Kea Cloudsmith Repository Updates
Many Kea DHCP users use ISC packages, so we want to let everyone know that we will be cleaning up some older repositories on Cloudsmith.Read post
This is the last of three blog posts introducing the new features in BIND 9.10. With BIND 9.10 we continue improving DNSSEC support. For the complete list of new features, see the BIND 9.10 Release Notes.
PKCS#11 API for direct control of HSM. A new compile-time option (“configure –enable-native-pkcs11”) allows the BIND 9 cryptography functions to use the PKCS#11 API natively, so that BIND can drive a cryptographic hardware service module directly instead of using a modified OpenSSL as an intermediary. This has been tested with the Thales nShield HSM, and with SoftHSMv2 from the Open DNSSEC project. (See the “Thales ISC Solution Brief” from Thales.) Information about this option and how to use it is in the BIND 9.10 ARM. We are planning a joint webinar with Thales on the topic in June, 2014.
Three new options facilitate key management:
named to select a 64bit salt at random.
Multiple DLZ databases can now be configured in the same server. Prior to release 9.10, BIND supported only one DLZ database; now you can have a DLZ module for redirect zones, while keeping the DLZ module you already have. Details of how to configure and use this expanded capability as part of an expansion of NXDOMAIN redirection can be found in NXDOMAIN Redirection Using DLZ in BIND 9.10 and later.
RPZ now allows response policies to be configured based on the IP address of the client.
The Windows installer now places files in the Program Files area rather than system services. Several features previously unavailable on Windows are now available, including “delv” and the “export library” APIs including libirs. The Python tools “dnssec-coverage” and “dnssec-checds” can now be enabled on Windows via “Configure”, but are not included in the installation zip files. All versions of Visual Studio up to 2013 are now supported, and support has been added for 64-bit builds.
Source Identity Token (SIT), similar to DNS Cookies (invented by Donald Eastlake and described in draft-eastlake-dnsext-cookies-04); these are designed to enable clients to detect off-path spoofed responses, and to enable servers to detect spoofed-source queries. Servers can be configured to send smaller responses to clients that have not identified themselves using a SIT option, reducing the effectiveness of amplification attacks. RRL processing has also been updated; clients proven to be legitimate via SIT are not subject to rate limiting.
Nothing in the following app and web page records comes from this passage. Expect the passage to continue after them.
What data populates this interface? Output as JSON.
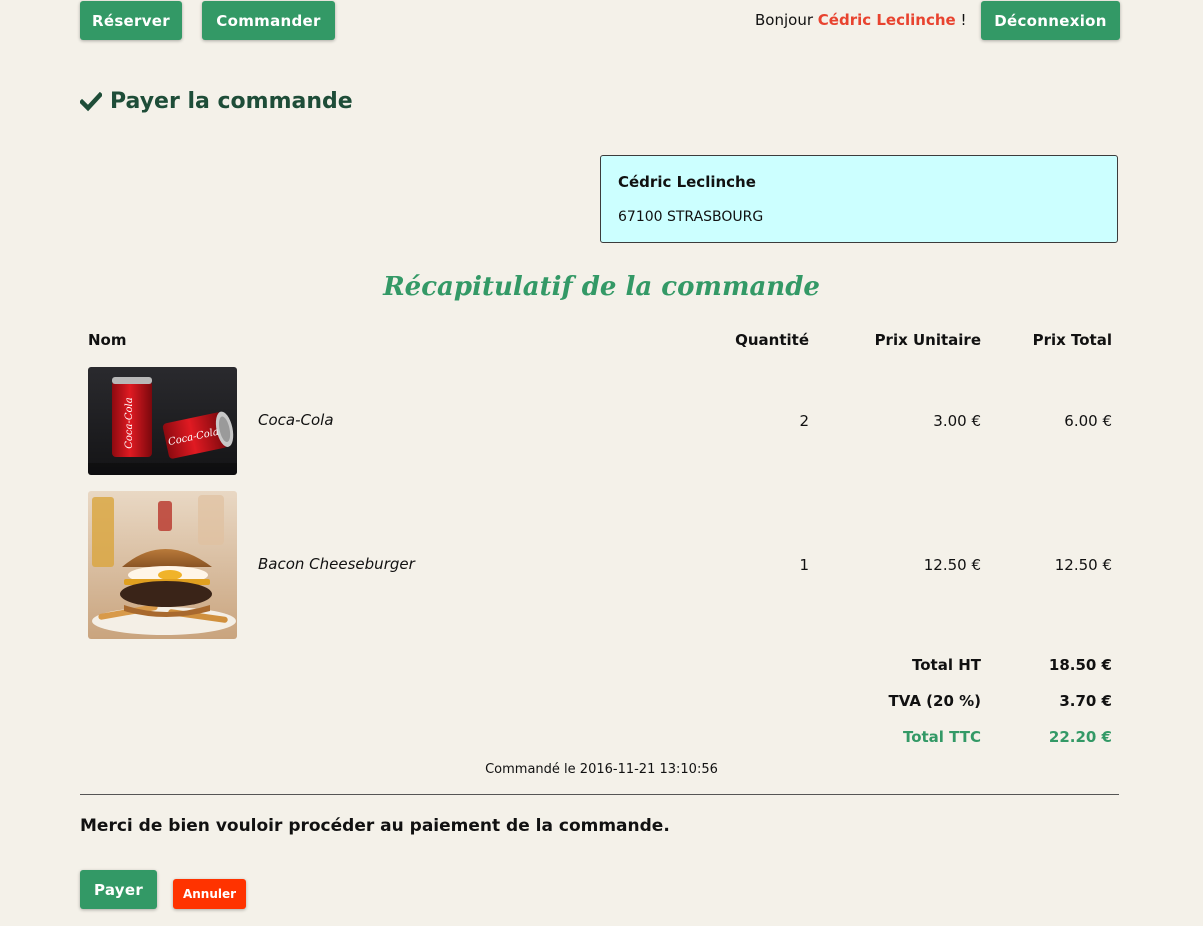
{
  "nav": {
    "reserve_label": "Réserver",
    "order_label": "Commander",
    "greeting_prefix": "Bonjour",
    "user_name": "Cédric Leclinche",
    "greeting_suffix": "!",
    "logout_label": "Déconnexion"
  },
  "page": {
    "title": "Payer la commande",
    "title_icon": "check-icon"
  },
  "address": {
    "name": "Cédric Leclinche",
    "city": "67100 STRASBOURG"
  },
  "recap": {
    "title": "Récapitulatif de la commande",
    "columns": [
      "Nom",
      "Quantité",
      "Prix Unitaire",
      "Prix Total"
    ],
    "items": [
      {
        "name": "Coca-Cola",
        "quantity": "2",
        "unit_price": "3.00 €",
        "total": "6.00 €",
        "image": "coca-cola-cans-photo"
      },
      {
        "name": "Bacon Cheeseburger",
        "quantity": "1",
        "unit_price": "12.50 €",
        "total": "12.50 €",
        "image": "cheeseburger-photo"
      }
    ],
    "totals": {
      "ht_label": "Total HT",
      "ht_value": "18.50 €",
      "tva_label": "TVA (20 %)",
      "tva_value": "3.70 €",
      "ttc_label": "Total TTC",
      "ttc_value": "22.20 €"
    },
    "order_date": "Commandé le 2016-11-21 13:10:56"
  },
  "payment": {
    "message": "Merci de bien vouloir procéder au paiement de la commande.",
    "pay_label": "Payer",
    "cancel_label": "Annuler"
  },
  "colors": {
    "background": "#f4f1e9",
    "primary": "#339966",
    "accent_user": "#e8432f",
    "danger": "#ff3300",
    "address_box": "#ccffff"
  }
}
This feature is experimental in BIND 9.10 as the draft is updated.
Finally, in addition to all the new features and performance enhancements, there are some changes in existing features that you need to know about.
named now preserves the capitalization of names when responding to queries. For instance, a query for “example.com” may be answered with “example.COM” if the name was configured that way in the zone file. Some clients have a bug causing them to depend on the older behavior. Previously the case of the answer always matched the case of the query, rather than the case of the name configured in the DNS. Such clients can now be specified in the new “no-case-compress” ACL; this will restore the older behavior of
named for those clients only.
What's New from ISC